|Wild Cherry||Back / Sides||A renewable hardwood used to construct the Back & Sides of most Seagull and Simon & Patrick guitars. Wild cherry has a mid-brown colouration, with a wide, swirly grain. Tonally it tends to accentuate the mid-ranges and trebles.|
|Sapele||Back / Sides||A mahogany-type wood, with a “ribboned” texture to the grain, and a harder, denser composition than genuine mahogany. Sapele is a very bright, lively sounding wood that produces clear, sparkling trebles.|
|Ovangkol||Back / Sides||Similar in appearance to rosewood, but with a lighter, coffee-coloured hue. Ovangkol shares many of rosewood’s tonal characteristics, with a slightly livelier mid-range and a little less in the bass register.|
|Sycamore||Back / Sides||Another wood with a fast attack and decay, Sycamore has been used in the manufacture of Spanish flamenco guitars for many years, and is starting to find favour with steel-strung players as an authentic but inexpensive alternative to Maple|

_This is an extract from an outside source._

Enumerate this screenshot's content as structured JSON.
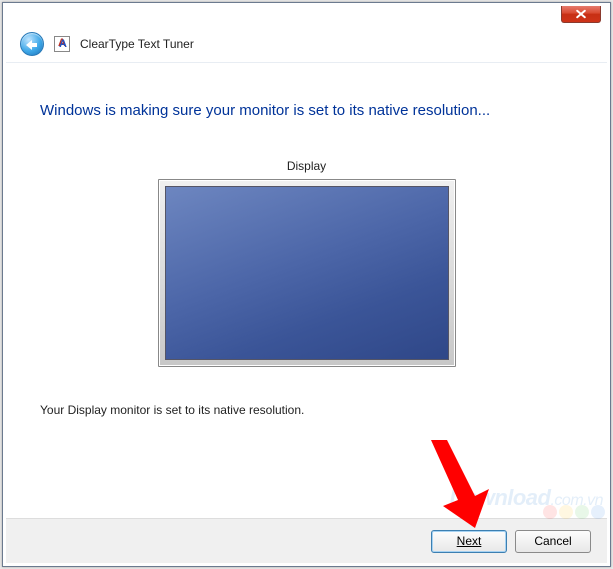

|Nato||Back / Sides||Nato is an inexpensive substite for mahogany, sharing the latter’s bright, pronounced mid-range, although it arguably lacks a little of the sensitivity and ‘punch’ of the genuine article.|
|Agathis||Back / Sides||A low-cost alternative to Maple, with a fast attack and decay, and a balanced sound from bass to treble.|
|Meranti||Back / Sides||A low cost timber favoured more for its stability and structural strength than tonal properties. Allows factories to build low cost guitars that work properly, even if their tone isn’t that spectacular!|